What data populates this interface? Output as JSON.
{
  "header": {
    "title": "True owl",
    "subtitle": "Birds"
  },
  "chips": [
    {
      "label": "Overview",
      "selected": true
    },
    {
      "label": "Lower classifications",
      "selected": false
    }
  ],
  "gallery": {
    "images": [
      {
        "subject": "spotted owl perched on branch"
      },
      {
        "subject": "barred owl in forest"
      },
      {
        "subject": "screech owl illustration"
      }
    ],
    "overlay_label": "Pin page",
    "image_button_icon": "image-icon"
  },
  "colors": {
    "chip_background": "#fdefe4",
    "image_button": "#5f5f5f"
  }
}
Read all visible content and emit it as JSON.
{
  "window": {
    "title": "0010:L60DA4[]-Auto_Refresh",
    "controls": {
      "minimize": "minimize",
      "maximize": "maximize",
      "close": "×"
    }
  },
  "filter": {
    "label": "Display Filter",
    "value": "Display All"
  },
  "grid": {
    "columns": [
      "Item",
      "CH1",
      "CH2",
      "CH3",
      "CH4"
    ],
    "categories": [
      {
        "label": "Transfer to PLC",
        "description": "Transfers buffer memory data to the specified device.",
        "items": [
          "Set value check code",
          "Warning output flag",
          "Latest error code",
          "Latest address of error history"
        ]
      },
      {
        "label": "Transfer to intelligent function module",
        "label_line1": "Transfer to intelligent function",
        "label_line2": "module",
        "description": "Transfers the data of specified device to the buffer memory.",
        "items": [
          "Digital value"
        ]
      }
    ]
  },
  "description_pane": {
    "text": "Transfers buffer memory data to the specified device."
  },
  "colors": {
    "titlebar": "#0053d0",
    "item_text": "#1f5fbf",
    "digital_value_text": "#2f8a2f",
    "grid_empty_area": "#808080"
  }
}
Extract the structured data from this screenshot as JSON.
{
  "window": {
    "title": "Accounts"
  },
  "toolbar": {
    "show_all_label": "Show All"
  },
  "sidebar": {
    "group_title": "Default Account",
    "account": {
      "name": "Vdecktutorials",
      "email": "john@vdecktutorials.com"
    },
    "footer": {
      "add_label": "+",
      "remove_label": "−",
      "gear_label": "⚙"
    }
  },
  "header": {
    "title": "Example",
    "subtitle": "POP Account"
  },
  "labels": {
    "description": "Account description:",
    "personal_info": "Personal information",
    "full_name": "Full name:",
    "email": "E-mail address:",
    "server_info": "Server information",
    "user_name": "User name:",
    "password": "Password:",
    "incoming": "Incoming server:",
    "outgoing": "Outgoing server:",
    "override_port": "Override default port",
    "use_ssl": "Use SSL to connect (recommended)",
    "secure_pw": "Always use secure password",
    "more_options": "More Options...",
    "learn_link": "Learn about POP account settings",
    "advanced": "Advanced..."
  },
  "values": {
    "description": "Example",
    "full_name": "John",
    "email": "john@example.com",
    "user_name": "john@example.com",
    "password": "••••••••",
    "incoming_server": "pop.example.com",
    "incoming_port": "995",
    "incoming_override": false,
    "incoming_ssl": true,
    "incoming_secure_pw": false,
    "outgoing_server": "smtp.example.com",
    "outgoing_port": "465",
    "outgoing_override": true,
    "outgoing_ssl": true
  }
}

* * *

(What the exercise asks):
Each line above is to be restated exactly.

(Solution):
What data populates this interface? Output as JSON.
{
  "header": {
    "title": "True owl",
    "subtitle": "Birds"
  },
  "chips": [
    {
      "label": "Overview",
      "selected": true
    },
    {
      "label": "Lower classifications",
      "selected": false
    }
  ],
  "gallery": {
    "images": [
      {
        "subject": "spotted owl perched on branch"
      },
      {
        "subject": "barred owl in forest"
      },
      {
        "subject": "screech owl illustration"
      }
    ],
    "overlay_label": "Pin page",
    "image_button_icon": "image-icon"
  },
  "colors": {
    "chip_background": "#fdefe4",
    "image_button": "#5f5f5f"
  }
}
Read all visible content and emit it as JSON.
{
  "window": {
    "title": "0010:L60DA4[]-Auto_Refresh",
    "controls": {
      "minimize": "minimize",
      "maximize": "maximize",
      "close": "×"
    }
  },
  "filter": {
    "label": "Display Filter",
    "value": "Display All"
  },
  "grid": {
    "columns": [
      "Item",
      "CH1",
      "CH2",
      "CH3",
      "CH4"
    ],
    "categories": [
      {
        "label": "Transfer to PLC",
        "description": "Transfers buffer memory data to the specified device.",
        "items": [
          "Set value check code",
          "Warning output flag",
          "Latest error code",
          "Latest address of error history"
        ]
      },
      {
        "label": "Transfer to intelligent function module",
        "label_line1": "Transfer to intelligent function",
        "label_line2": "module",
        "description": "Transfers the data of specified device to the buffer memory.",
        "items": [
          "Digital value"
        ]
      }
    ]
  },
  "description_pane": {
    "text": "Transfers buffer memory data to the specified device."
  },
  "colors": {
    "titlebar": "#0053d0",
    "item_text": "#1f5fbf",
    "digital_value_text": "#2f8a2f",
    "grid_empty_area": "#808080"
  }
}
Extract the structured data from this screenshot as JSON.
{
  "window": {
    "title": "Accounts"
  },
  "toolbar": {
    "show_all_label": "Show All"
  },
  "sidebar": {
    "group_title": "Default Account",
    "account": {
      "name": "Vdecktutorials",
      "email": "john@vdecktutorials.com"
    },
    "footer": {
      "add_label": "+",
      "remove_label": "−",
      "gear_label": "⚙"
    }
  },
  "header": {
    "title": "Example",
    "subtitle": "POP Account"
  },
  "labels": {
    "description": "Account description:",
    "personal_info": "Personal information",
    "full_name": "Full name:",
    "email": "E-mail address:",
    "server_info": "Server information",
    "user_name": "User name:",
    "password": "Password:",
    "incoming": "Incoming server:",
    "outgoing": "Outgoing server:",
    "override_port": "Override default port",
    "use_ssl": "Use SSL to connect (recommended)",
    "secure_pw": "Always use secure password",
    "more_options": "More Options...",
    "learn_link": "Learn about POP account settings",
    "advanced": "Advanced..."
  },
  "values": {
    "description": "Example",
    "full_name": "John",
    "email": "john@example.com",
    "user_name": "john@example.com",
    "password": "••••••••",
    "incoming_server": "pop.example.com",
    "incoming_port": "995",
    "incoming_override": false,
    "incoming_ssl": true,
    "incoming_secure_pw": false,
    "outgoing_server": "smtp.example.com",
    "outgoing_port": "465",
    "outgoing_override": true,
    "outgoing_ssl": true
  }
}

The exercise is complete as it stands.